What to produce =>
Scan the entries below. List each line with "text".

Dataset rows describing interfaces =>

====

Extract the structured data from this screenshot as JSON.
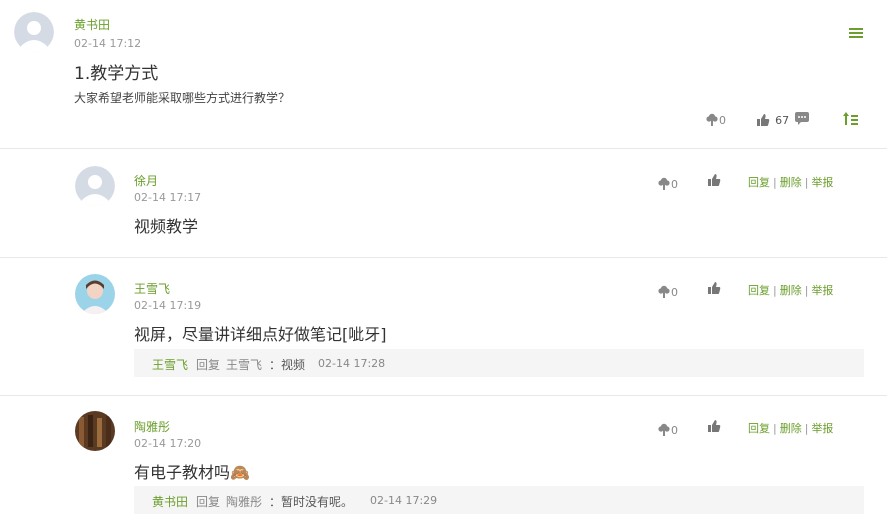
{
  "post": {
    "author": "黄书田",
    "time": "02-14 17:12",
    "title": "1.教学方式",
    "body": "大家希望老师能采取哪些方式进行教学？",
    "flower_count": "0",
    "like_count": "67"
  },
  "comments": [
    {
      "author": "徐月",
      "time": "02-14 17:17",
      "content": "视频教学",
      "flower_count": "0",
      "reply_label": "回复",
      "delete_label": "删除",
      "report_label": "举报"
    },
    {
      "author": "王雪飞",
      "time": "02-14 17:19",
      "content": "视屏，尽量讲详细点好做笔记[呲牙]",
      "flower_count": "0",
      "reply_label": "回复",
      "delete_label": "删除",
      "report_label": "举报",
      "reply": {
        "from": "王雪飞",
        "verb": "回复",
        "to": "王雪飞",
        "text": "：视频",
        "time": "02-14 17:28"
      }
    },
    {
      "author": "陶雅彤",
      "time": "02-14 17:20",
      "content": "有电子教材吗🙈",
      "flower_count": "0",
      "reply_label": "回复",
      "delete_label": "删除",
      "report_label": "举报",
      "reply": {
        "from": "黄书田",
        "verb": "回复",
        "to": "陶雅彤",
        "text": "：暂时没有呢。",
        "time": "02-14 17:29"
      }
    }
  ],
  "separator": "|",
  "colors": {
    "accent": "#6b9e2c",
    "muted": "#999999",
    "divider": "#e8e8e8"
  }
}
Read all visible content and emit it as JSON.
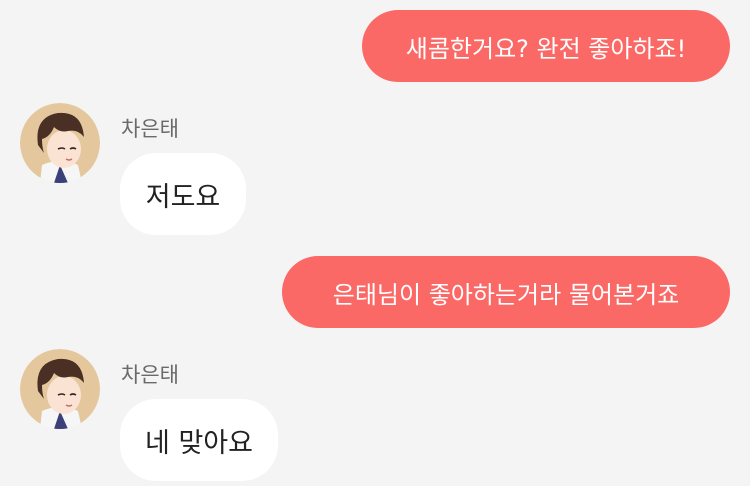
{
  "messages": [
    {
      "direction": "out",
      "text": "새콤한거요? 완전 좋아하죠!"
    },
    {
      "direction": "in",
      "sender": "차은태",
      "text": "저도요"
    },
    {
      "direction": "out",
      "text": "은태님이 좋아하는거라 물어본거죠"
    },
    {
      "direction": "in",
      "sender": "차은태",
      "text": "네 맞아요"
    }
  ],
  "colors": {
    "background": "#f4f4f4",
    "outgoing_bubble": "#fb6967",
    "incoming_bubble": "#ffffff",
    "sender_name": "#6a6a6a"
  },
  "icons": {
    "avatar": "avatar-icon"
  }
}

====

Task response =>
        "text": "：视频",
        "text": "：暂时没有呢。",
      "text": "새콤한거요? 완전 좋아하죠!"
      "text": "저도요"
      "text": "은태님이 좋아하는거라 물어본거죠"
      "text": "네 맞아요"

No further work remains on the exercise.